August 17, 2014
Total Hours: 44.4
I know what you’re thinking, more rest already? Well I had a good excuse this time, even better than a hurricane. My girlfriend came to visit! In the end last week’s hurricane wasn’t much to write about, we didn’t even get a drop of rain here on the west side. But I enjoyed having some time off, which I spent relaxing and taking care of some chores before Liz arrived. After her arrival I squeezed in a few morning sessions early in the week. We covered some of the cross-country planning basics and completed my first two cross-country flights.
Cross-country isn’t what it sounds like, but you probably already figured that out because I’m in Hawaii and how cross-country could it be? You are correct in thinking that we do not literally have to fly across a country. To meet the aeronautical experience requirements for the private certificate a pilot needs to have 3 hours of cross-country training (no length specified), one nighttime cross-country flight of at least 50 nautical miles total distance, and one solo cross-country of 100nm total distance. Because the flights are measured in total distance we don’t need the 100nm to be direct between departure and arrival points. In fact, we start and finish at the same airport. Here on the Big Island we can accomplish the necessary distances pretty easily with a flight up to the northern point, Upolu, and then a stop in the mountains at Waimea-Kohala airport. Regardless of the distance the thing that makes cross-country really fun is taking a trip away from the Kona airport!
The first flight I took was a quick out and back to Waimea-Kohala airport as part of the 3 hours of cross-country training. Waimea is nestled in an idyllic spot between Mauna Kea and the Kohala mountains. The winds can make it a challenge, but we had a perfect calm morning. On the way back from Waimea we stopped for a quick off airport operation and then returned to Kona.
The second flight was essentially a test run of my cross-country solo route. It was a chance to practice real life navigation, the critical part of cross-countries. Just like a cross-country trip on the ground it can be easy to get turned around or lost. And we don’t exactly have streets or signs in the air to use for reference. So how do we navigate? I’ll give you a quick rundown of the basics. We have a few different methods we can use: pilotage, dead reckoning, radio navigation, and GPS. We learn about all four methods during the private but in practice we primarily use the first two. I believe this is for two reasons; we fly short distances in helicopters and we fly close to the ground. This allows us to easily use pilotage and dead reckoning as our primary navigation tools. Most of our helicopters do have GPS, which offers a lot of handy information, but thus far I have not used it for true navigation. And while I’ve learned a lot about radio navigation, a topic I’ll cover more in the future, I haven’t practiced it in the cockpit.
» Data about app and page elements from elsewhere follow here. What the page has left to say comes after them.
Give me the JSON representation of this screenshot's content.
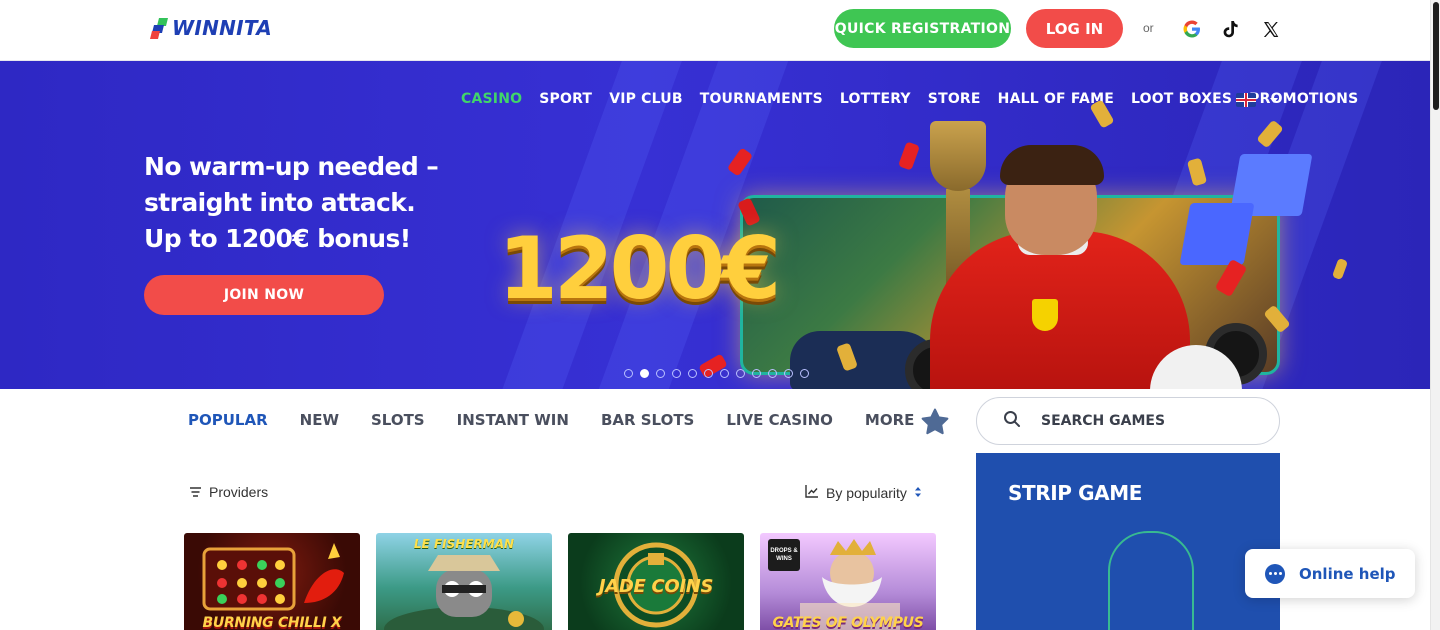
{
  "header": {
    "logo_text": "WINNITA",
    "register_label": "QUICK REGISTRATION",
    "login_label": "LOG IN",
    "or_text": "or",
    "social_icons": [
      "google-icon",
      "tiktok-icon",
      "x-icon"
    ]
  },
  "nav": {
    "items": [
      "CASINO",
      "SPORT",
      "VIP CLUB",
      "TOURNAMENTS",
      "LOTTERY",
      "STORE",
      "HALL OF FAME",
      "LOOT BOXES",
      "PROMOTIONS"
    ],
    "active": "CASINO",
    "language_icon": "uk-flag-icon"
  },
  "hero": {
    "headline_lines": [
      "No warm-up needed –",
      "straight into attack.",
      "Up to 1200€ bonus!"
    ],
    "cta_label": "JOIN NOW",
    "bonus_amount": "1200€",
    "slide_count": 12,
    "active_slide": 2
  },
  "categories": {
    "tabs": [
      "POPULAR",
      "NEW",
      "SLOTS",
      "INSTANT WIN",
      "BAR SLOTS",
      "LIVE CASINO"
    ],
    "more_label": "MORE",
    "active": "POPULAR"
  },
  "search": {
    "placeholder": "SEARCH GAMES"
  },
  "filters": {
    "providers_label": "Providers",
    "sort_label": "By popularity"
  },
  "games": [
    {
      "title": "BURNING CHILLI X"
    },
    {
      "title": "LE FISHERMAN"
    },
    {
      "title": "JADE COINS"
    },
    {
      "title": "GATES OF OLYMPUS",
      "badge": "DROPS & WINS"
    }
  ],
  "strip_game": {
    "title": "STRIP GAME"
  },
  "help": {
    "label": "Online help"
  },
  "colors": {
    "brand_blue": "#1e3fb4",
    "hero_bg": "#3730d4",
    "register_green": "#3fc653",
    "login_red": "#f24c49",
    "nav_active": "#41d46a",
    "tab_active": "#1f56b8"
  }
}
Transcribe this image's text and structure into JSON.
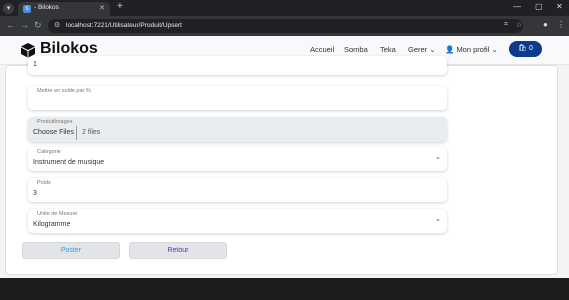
{
  "browser": {
    "tab_title": "- Bilokos",
    "tab_favicon": "S",
    "url": "localhost:7221/Utilisateur/Produit/Upsert"
  },
  "navbar": {
    "brand": "Bilokos",
    "links": [
      "Accueil",
      "Somba",
      "Teka",
      "Gerer",
      "Mon profil"
    ],
    "cart_count": "0"
  },
  "form": {
    "top_value": "1",
    "solde": {
      "label": "Mettre en solde par %",
      "value": ""
    },
    "images": {
      "label": "ProduitImages",
      "button": "Choose Files",
      "status": "2 files"
    },
    "categorie": {
      "label": "Categorie",
      "value": "Instrument de musique"
    },
    "poids": {
      "label": "Poids",
      "value": "3"
    },
    "unite": {
      "label": "Unite de Mesure",
      "value": "Kilogramme"
    },
    "poster": "Poster",
    "retour": "Retour"
  },
  "colors": {
    "brand_blue": "#0d3a8a",
    "poster_text": "#1ba9e0",
    "retour_text": "#4a3acc"
  }
}
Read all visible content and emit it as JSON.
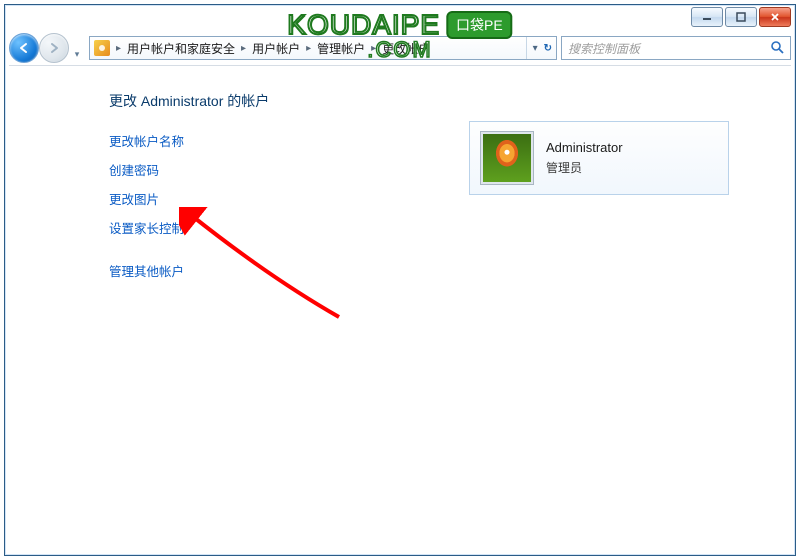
{
  "window_controls": {
    "minimize_label": "_",
    "maximize_label": "▢",
    "close_label": "✕"
  },
  "breadcrumb": {
    "items": [
      "用户帐户和家庭安全",
      "用户帐户",
      "管理帐户",
      "更改帐户"
    ],
    "separator": "▸"
  },
  "search": {
    "placeholder": "搜索控制面板"
  },
  "page": {
    "title": "更改 Administrator 的帐户"
  },
  "tasks": [
    "更改帐户名称",
    "创建密码",
    "更改图片",
    "设置家长控制",
    "管理其他帐户"
  ],
  "account": {
    "name": "Administrator",
    "role": "管理员"
  },
  "watermark": {
    "main": "KOUDAIPE",
    "badge": "口袋PE",
    "sub": ".COM"
  },
  "colors": {
    "link": "#0a5bc4",
    "titlebar_border": "#2b5c87",
    "arrow": "#ff0000"
  }
}
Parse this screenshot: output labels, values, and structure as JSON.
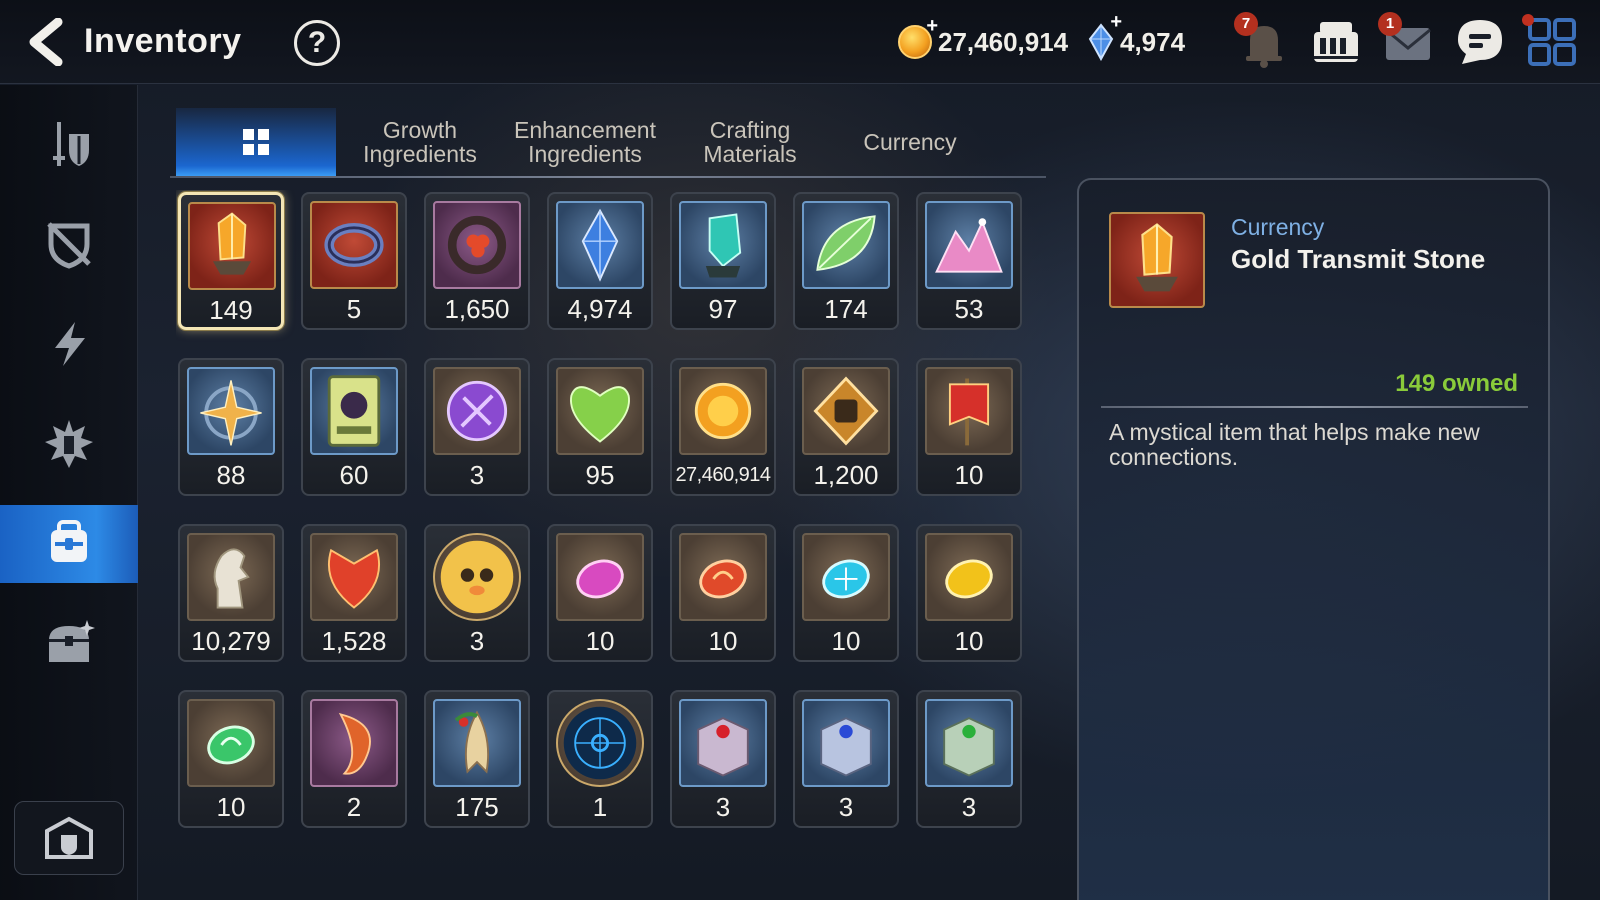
{
  "header": {
    "title": "Inventory",
    "help_label": "?",
    "gold": "27,460,914",
    "gems": "4,974",
    "notification_badge": "7",
    "mail_badge": "1"
  },
  "tabs": [
    {
      "label": "",
      "icon": "grid-icon",
      "active": true
    },
    {
      "label": "Growth\nIngredients"
    },
    {
      "label": "Enhancement\nIngredients"
    },
    {
      "label": "Crafting\nMaterials"
    },
    {
      "label": "Currency"
    }
  ],
  "sidebar": {
    "items": [
      "equipment-icon",
      "no-artifact-icon",
      "lightning-icon",
      "stigma-icon",
      "inventory-bag-icon",
      "chest-icon"
    ],
    "active_index": 4,
    "bottom": "storage-icon"
  },
  "items": [
    {
      "count": "149",
      "icon": "gold-transmit-stone",
      "bg": "red"
    },
    {
      "count": "5",
      "icon": "charm-ring",
      "bg": "red"
    },
    {
      "count": "1,650",
      "icon": "flower-ring",
      "bg": "purple"
    },
    {
      "count": "4,974",
      "icon": "blue-crystal",
      "bg": "blue"
    },
    {
      "count": "97",
      "icon": "teal-crystal",
      "bg": "blue"
    },
    {
      "count": "174",
      "icon": "leaf",
      "bg": "blue"
    },
    {
      "count": "53",
      "icon": "pink-crystal-pile",
      "bg": "blue"
    },
    {
      "count": "88",
      "icon": "star-medal",
      "bg": "blue"
    },
    {
      "count": "60",
      "icon": "summon-card",
      "bg": "blue"
    },
    {
      "count": "3",
      "icon": "purple-seal",
      "bg": "brown"
    },
    {
      "count": "95",
      "icon": "green-heart",
      "bg": "brown"
    },
    {
      "count": "27,460,914",
      "icon": "gold-coin",
      "bg": "brown"
    },
    {
      "count": "1,200",
      "icon": "fist-emblem",
      "bg": "brown"
    },
    {
      "count": "10",
      "icon": "red-banner",
      "bg": "brown"
    },
    {
      "count": "10,279",
      "icon": "white-knight",
      "bg": "brown"
    },
    {
      "count": "1,528",
      "icon": "red-leaf",
      "bg": "brown"
    },
    {
      "count": "3",
      "icon": "mascot-round",
      "bg": "round"
    },
    {
      "count": "10",
      "icon": "pink-gem",
      "bg": "brown"
    },
    {
      "count": "10",
      "icon": "red-swirl-gem",
      "bg": "brown"
    },
    {
      "count": "10",
      "icon": "cyan-snow-gem",
      "bg": "brown"
    },
    {
      "count": "10",
      "icon": "yellow-gem",
      "bg": "brown"
    },
    {
      "count": "10",
      "icon": "green-swirl-gem",
      "bg": "brown"
    },
    {
      "count": "2",
      "icon": "red-fox-tail",
      "bg": "purple"
    },
    {
      "count": "175",
      "icon": "ginseng",
      "bg": "blue"
    },
    {
      "count": "1",
      "icon": "blue-rune-orb",
      "bg": "round"
    },
    {
      "count": "3",
      "icon": "red-jewel-box",
      "bg": "blue"
    },
    {
      "count": "3",
      "icon": "blue-jewel-box",
      "bg": "blue"
    },
    {
      "count": "3",
      "icon": "green-jewel-box",
      "bg": "blue"
    }
  ],
  "selected_index": 0,
  "detail": {
    "category": "Currency",
    "name": "Gold Transmit Stone",
    "owned": "149 owned",
    "description": "A mystical item that helps make new connections."
  },
  "colors": {
    "accent_blue": "#1b66cf",
    "owned_green": "#8acb3a",
    "category_blue": "#7fb0e4"
  }
}
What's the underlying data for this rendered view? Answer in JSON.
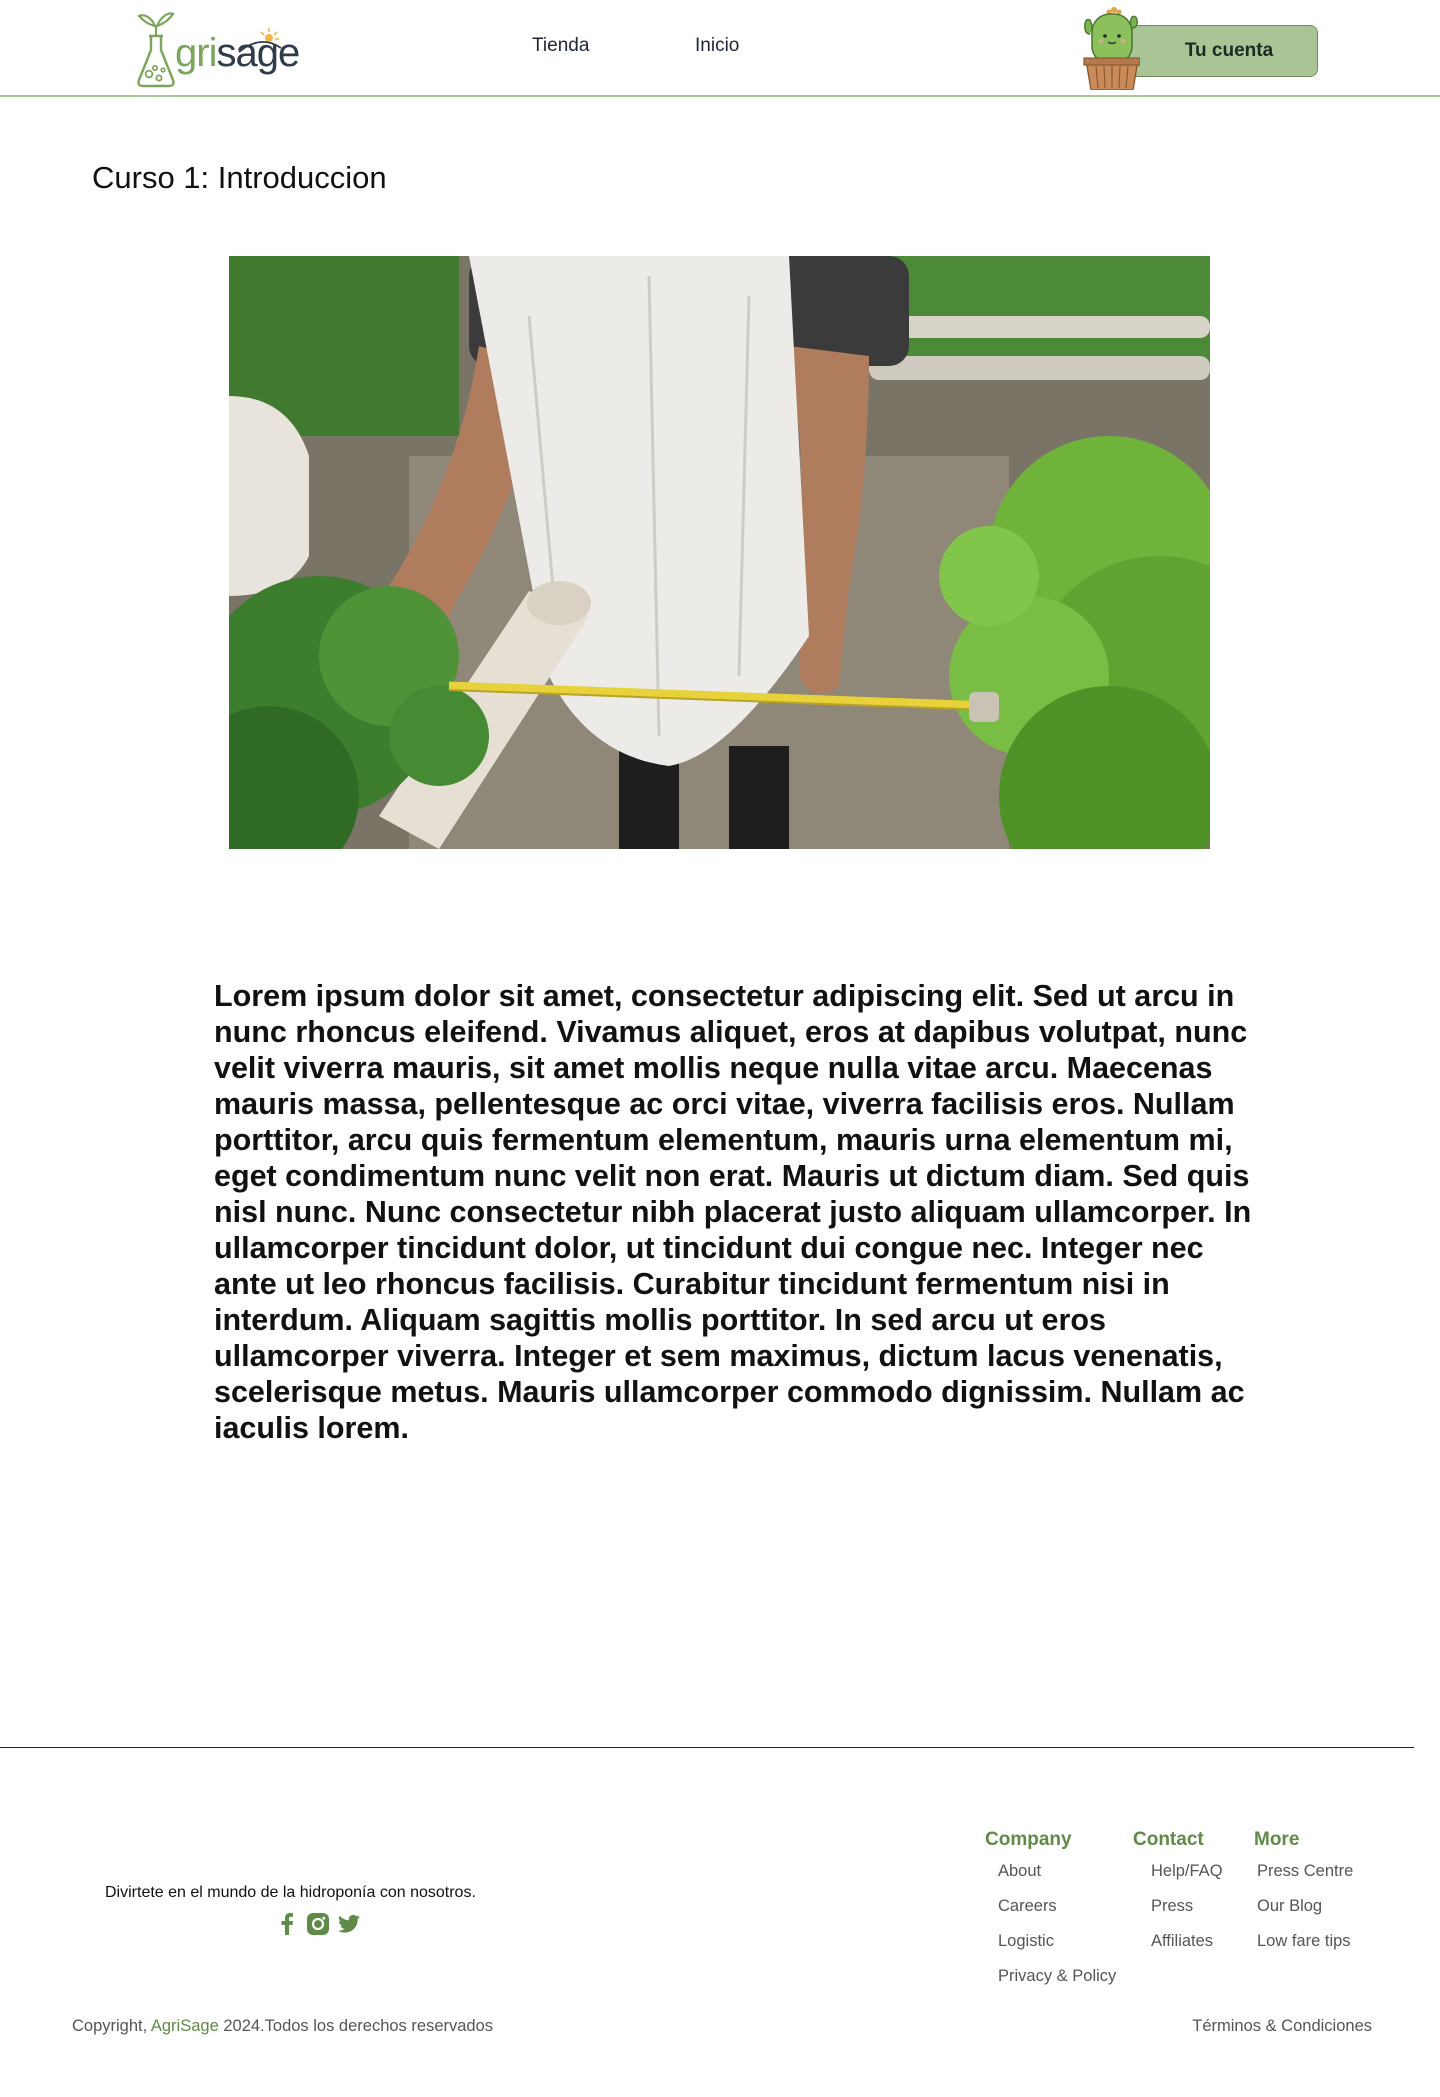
{
  "header": {
    "logo_text_prefix": "A",
    "logo_text_green": "gri",
    "logo_text_dark": "sage",
    "nav": [
      {
        "label": "Tienda"
      },
      {
        "label": "Inicio"
      }
    ],
    "account_button_label": "Tu cuenta"
  },
  "main": {
    "course_title": "Curso 1: Introduccion",
    "body_text": "Lorem ipsum dolor sit amet, consectetur adipiscing elit. Sed ut arcu in nunc rhoncus eleifend. Vivamus aliquet, eros at dapibus volutpat, nunc velit viverra mauris, sit amet mollis neque nulla vitae arcu. Maecenas mauris massa, pellentesque ac orci vitae, viverra facilisis eros. Nullam porttitor, arcu quis fermentum elementum, mauris urna elementum mi, eget condimentum nunc velit non erat. Mauris ut dictum diam. Sed quis nisl nunc. Nunc consectetur nibh placerat justo aliquam ullamcorper. In ullamcorper tincidunt dolor, ut tincidunt dui congue nec. Integer nec ante ut leo rhoncus facilisis. Curabitur tincidunt fermentum nisi in interdum. Aliquam sagittis mollis porttitor. In sed arcu ut eros ullamcorper viverra. Integer et sem maximus, dictum lacus venenatis, scelerisque metus. Mauris ullamcorper commodo dignissim. Nullam ac iaculis lorem."
  },
  "footer": {
    "tagline": "Divirtete en el mundo de la hidroponía con nosotros.",
    "social_icons": [
      "facebook-icon",
      "instagram-icon",
      "twitter-icon"
    ],
    "columns": [
      {
        "heading": "Company",
        "links": [
          "About",
          "Careers",
          "Logistic",
          "Privacy & Policy"
        ]
      },
      {
        "heading": "Contact",
        "links": [
          "Help/FAQ",
          "Press",
          "Affiliates"
        ]
      },
      {
        "heading": "More",
        "links": [
          "Press Centre",
          "Our Blog",
          "Low fare tips"
        ]
      }
    ],
    "copyright_prefix": "Copyright, ",
    "copyright_brand": "AgriSage",
    "copyright_suffix": " 2024.Todos los derechos reservados",
    "terms": "Términos & Condiciones"
  },
  "colors": {
    "accent_green": "#a9c596",
    "brand_green": "#5f8a47",
    "text_dark": "#111111"
  }
}
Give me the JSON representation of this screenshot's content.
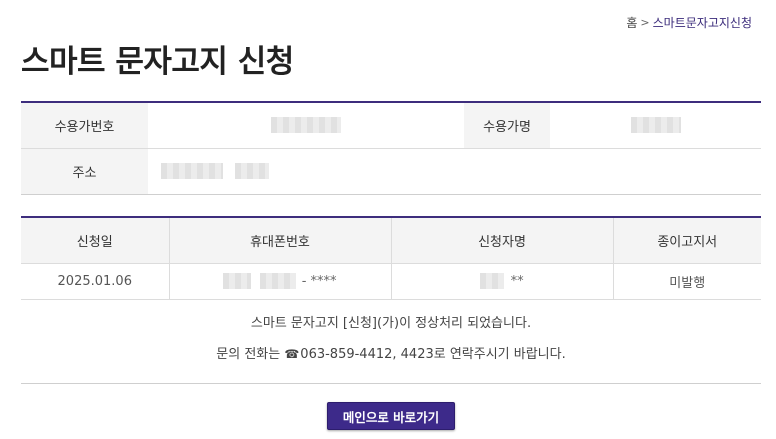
{
  "breadcrumb": {
    "home": "홈",
    "separator": ">",
    "current": "스마트문자고지신청"
  },
  "page_title": "스마트 문자고지 신청",
  "info": {
    "customer_number_label": "수용가번호",
    "customer_name_label": "수용가명",
    "address_label": "주소"
  },
  "result": {
    "headers": [
      "신청일",
      "휴대폰번호",
      "신청자명",
      "종이고지서"
    ],
    "row": {
      "date": "2025.01.06",
      "phone_suffix": "- ****",
      "name_suffix": "**",
      "paper_bill": "미발행"
    }
  },
  "messages": {
    "line1": "스마트 문자고지 [신청](가)이 정상처리 되었습니다.",
    "line2_prefix": "문의 전화는 ",
    "phone_icon": "☎",
    "line2_rest": "063-859-4412, 4423로 연락주시기 바랍니다."
  },
  "main_button_label": "메인으로 바로가기",
  "colors": {
    "accent": "#3d2d7d",
    "button": "#3d2a8a"
  }
}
Let’s talk about pilotage and dead reckoning in more detail. Pilotage is the simplest, and oldest, method of aerial navigation. Follow the landmarks from point A to B. That’s it! We often use pilotage to follow the main (and only) costal highway along the west side of the Big Island. It doesn’t get much easier than that. Dead reckoning throws in a couple of other elements. First we plan out our route on a sectional chart. Then we find the distance and bearing between points and figure out the heading and time needed to fly between them. With this information we can use the magnetic compass and a timer in the aircraft to fly the legs from point A to B to C and so on. It’s pretty simple but for one thing, wind! Not only can the wind push us off course, but it can also speed us up or slow us down. So the headings, and the estimated times, that we create during our preflight planning often do not come out perfect. Despite this they are still a helpful tool for navigation and maintaining situational awareness. That’s a fancy way of saying not getting lost!
This is a simplified shot of a sectional chart with my solo cross-country flight path outlined on it.
Kona airport is the green dot on the left. Upolu is the point at the top. Waimea-Kohala is the point furthest east. And the spot furthest south is Captain Cook, not an airport but an extra leg that helps my flight meet the requirements of the FAR’s. I will fly the route from Kona to Upolu, back south along the coast and then east to Waimea. Then west to the coast, transition through the Kona airspace to the south and follow the coast to Captain Cook. The final stretch will take me back north to Kona airport and the end of the flight.
That’s about it for this week. After my cross-country flights I took several days off to enjoy some of the Big Island with Liz. Again it was a needed break. Next week I’ll be taking my cross-country solo, roughly as shown above, and then preparing for my private checkride. I’m nervous due to the amount of information I have to know and also about my performance in the maneuvers. I have confidence in my ability as a pilot though and I simply hope I can stay relaxed and let those skills shine through.